Sometimes the law requires us to pass on information: for example, to notify a birth.
You have a right of access to your health records. All requests for access must be in writing using the form provided by the practice.
Our lead nurse and nursing team are in charge of our infection control here at Barwell and Hollycroft Medical Centres.
We strive to deliver up to date evidenced based practice, complying with national guidelines (NICE, CQC, Epic 3, and Public Health).
We have recently updated our IPC policy and this can be provided on request, please speak to our nursing team who can support you with your query
SMS Text Reminders
You can now register to receive information by text message on your phone regarding appointments and health care.
If you wish to register for this messaging service please fill out the consent form.
Suggestions and Complaints
We try to do our best for all our patients at the Practice but sometimes things do go wrong for whatever reason. If you feel like you need to make a suggestion/complaint then please contact our Reception via telephone in the first instance.
Teaching and Training
GP registrars are doctors who have qualified from medical school, they have done their Foundation year 1 & 2 working often in hospitals, they are then asked to pick a speciality. Our Registrar Doctors have picked GP as their speciality which is then a further 3 years training before they can qualify as a GP. Their time with us can be from 4 months to over 12 months if working less than full time, depending on where they are in their training. Whilst here they are learning more about family medicine under our supervision. Each trainee has a supervising GP daily who is there to support and to go through cases at the end of each session.
We are a dedicated training practice who have an experienced team of GPs willing to help support our registrars. Dr D Jackson and Dr McGreal are programme directors at different local medical schools in the area, so the practice is a popular choice for trainees to attend.
We may sometimes ask whether patients mind having their consultation with the doctor or medical student recorded. This is so that it can be watched back with a more senior doctor to observe and teach consultation skills. This is a very important part of a student’s and doctor’s training as the willingness of patients to allow this is much appreciated. We will never record any consultation without your permission.

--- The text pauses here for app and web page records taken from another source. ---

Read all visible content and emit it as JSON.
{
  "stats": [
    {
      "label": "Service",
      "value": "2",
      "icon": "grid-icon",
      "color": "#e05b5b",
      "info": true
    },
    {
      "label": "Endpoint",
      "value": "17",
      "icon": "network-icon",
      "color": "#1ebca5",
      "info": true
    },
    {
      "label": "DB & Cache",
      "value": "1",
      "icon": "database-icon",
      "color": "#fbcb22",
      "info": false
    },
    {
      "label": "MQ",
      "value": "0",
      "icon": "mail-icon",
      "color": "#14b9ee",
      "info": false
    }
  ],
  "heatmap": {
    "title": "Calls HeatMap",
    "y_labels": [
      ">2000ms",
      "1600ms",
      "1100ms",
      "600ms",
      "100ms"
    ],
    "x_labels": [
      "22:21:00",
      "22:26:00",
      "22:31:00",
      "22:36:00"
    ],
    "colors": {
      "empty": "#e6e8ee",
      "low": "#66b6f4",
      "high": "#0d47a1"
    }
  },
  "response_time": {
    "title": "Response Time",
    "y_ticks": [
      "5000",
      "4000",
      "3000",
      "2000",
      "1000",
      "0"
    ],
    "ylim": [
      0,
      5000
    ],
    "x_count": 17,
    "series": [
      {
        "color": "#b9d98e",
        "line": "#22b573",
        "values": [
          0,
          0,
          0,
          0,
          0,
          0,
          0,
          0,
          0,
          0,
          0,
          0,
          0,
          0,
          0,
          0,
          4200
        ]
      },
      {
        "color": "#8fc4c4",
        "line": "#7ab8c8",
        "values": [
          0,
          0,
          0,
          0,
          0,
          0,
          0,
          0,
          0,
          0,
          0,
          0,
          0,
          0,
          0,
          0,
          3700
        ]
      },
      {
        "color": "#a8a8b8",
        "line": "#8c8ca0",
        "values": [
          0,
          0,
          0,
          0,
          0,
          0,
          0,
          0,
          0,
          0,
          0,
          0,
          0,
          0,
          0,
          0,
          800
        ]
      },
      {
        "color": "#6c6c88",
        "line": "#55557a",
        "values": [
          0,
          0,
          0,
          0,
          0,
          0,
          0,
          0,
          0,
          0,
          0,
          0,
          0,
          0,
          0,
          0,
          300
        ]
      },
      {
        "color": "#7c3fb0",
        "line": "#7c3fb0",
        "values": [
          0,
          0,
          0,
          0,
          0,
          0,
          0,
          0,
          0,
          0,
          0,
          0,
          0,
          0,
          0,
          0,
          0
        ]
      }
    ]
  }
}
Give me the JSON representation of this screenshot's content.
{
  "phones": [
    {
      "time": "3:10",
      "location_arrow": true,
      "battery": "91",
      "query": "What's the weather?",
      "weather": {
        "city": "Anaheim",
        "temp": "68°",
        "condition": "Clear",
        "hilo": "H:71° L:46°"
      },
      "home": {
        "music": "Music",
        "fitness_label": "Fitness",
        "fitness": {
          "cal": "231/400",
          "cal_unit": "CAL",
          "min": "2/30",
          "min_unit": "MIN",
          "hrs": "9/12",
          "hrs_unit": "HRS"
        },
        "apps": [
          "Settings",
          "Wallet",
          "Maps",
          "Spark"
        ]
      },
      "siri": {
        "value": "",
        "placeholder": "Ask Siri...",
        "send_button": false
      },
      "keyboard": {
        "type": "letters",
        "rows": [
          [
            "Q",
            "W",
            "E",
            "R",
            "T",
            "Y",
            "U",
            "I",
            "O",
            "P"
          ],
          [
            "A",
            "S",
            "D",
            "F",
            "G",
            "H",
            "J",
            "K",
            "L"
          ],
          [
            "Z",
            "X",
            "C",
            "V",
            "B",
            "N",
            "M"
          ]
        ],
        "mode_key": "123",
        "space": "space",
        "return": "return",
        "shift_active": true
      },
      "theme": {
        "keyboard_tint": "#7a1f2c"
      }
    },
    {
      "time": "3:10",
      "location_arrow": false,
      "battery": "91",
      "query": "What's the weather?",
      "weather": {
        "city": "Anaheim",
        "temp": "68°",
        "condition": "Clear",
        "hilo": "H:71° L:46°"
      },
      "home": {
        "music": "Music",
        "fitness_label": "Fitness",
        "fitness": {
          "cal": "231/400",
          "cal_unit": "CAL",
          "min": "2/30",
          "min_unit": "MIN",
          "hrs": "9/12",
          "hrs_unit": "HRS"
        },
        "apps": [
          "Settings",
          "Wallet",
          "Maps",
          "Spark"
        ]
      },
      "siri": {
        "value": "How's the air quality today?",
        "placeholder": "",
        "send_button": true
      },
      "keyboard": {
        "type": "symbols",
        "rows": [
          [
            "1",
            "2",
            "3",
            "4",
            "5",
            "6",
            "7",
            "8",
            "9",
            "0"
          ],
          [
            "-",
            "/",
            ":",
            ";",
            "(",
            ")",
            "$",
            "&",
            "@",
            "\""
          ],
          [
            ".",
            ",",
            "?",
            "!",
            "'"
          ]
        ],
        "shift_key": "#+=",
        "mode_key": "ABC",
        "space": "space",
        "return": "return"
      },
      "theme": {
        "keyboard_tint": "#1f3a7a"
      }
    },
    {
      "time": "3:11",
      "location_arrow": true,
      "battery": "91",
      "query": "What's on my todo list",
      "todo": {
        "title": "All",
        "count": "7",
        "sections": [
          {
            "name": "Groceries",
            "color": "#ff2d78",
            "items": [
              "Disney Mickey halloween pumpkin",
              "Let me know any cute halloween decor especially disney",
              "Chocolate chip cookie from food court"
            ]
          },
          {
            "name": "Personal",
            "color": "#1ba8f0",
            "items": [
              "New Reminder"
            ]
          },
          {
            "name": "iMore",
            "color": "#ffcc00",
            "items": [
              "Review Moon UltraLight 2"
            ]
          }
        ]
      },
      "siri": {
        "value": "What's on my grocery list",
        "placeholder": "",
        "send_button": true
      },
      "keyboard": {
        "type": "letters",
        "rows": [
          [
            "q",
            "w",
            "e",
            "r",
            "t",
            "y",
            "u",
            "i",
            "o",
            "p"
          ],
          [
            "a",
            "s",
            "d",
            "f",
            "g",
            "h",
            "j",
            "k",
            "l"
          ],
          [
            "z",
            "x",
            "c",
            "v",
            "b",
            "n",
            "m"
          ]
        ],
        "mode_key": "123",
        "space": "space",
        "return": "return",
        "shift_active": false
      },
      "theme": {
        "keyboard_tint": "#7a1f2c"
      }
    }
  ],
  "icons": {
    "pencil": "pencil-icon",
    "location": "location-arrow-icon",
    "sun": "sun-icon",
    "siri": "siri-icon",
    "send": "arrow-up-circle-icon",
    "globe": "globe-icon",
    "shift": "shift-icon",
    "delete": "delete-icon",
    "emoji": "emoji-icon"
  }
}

We may occasionally ask whether patients mind having their GP registrar consultation observed by another GP. This enables the GP registrar to get feedback on their consultations and sometimes involve the patients in this process.
The duty of confidentiality owed to a person under 16 is as great as the duty owed to any other person. Young people aged under 16 years can choose to see health professionals, without informing their parents or carers. If a GP considers that the young person is competent to make decisions about their health, then the GP can give advice, prescribe and treat the young person without seeking further consent.
However, in terms of good practice, health professionals will encourage young people to discuss issues with a parent or carer. As with older people, sometimes the law requires us to report information to appropriate authorities in order to protect young people or members of the public.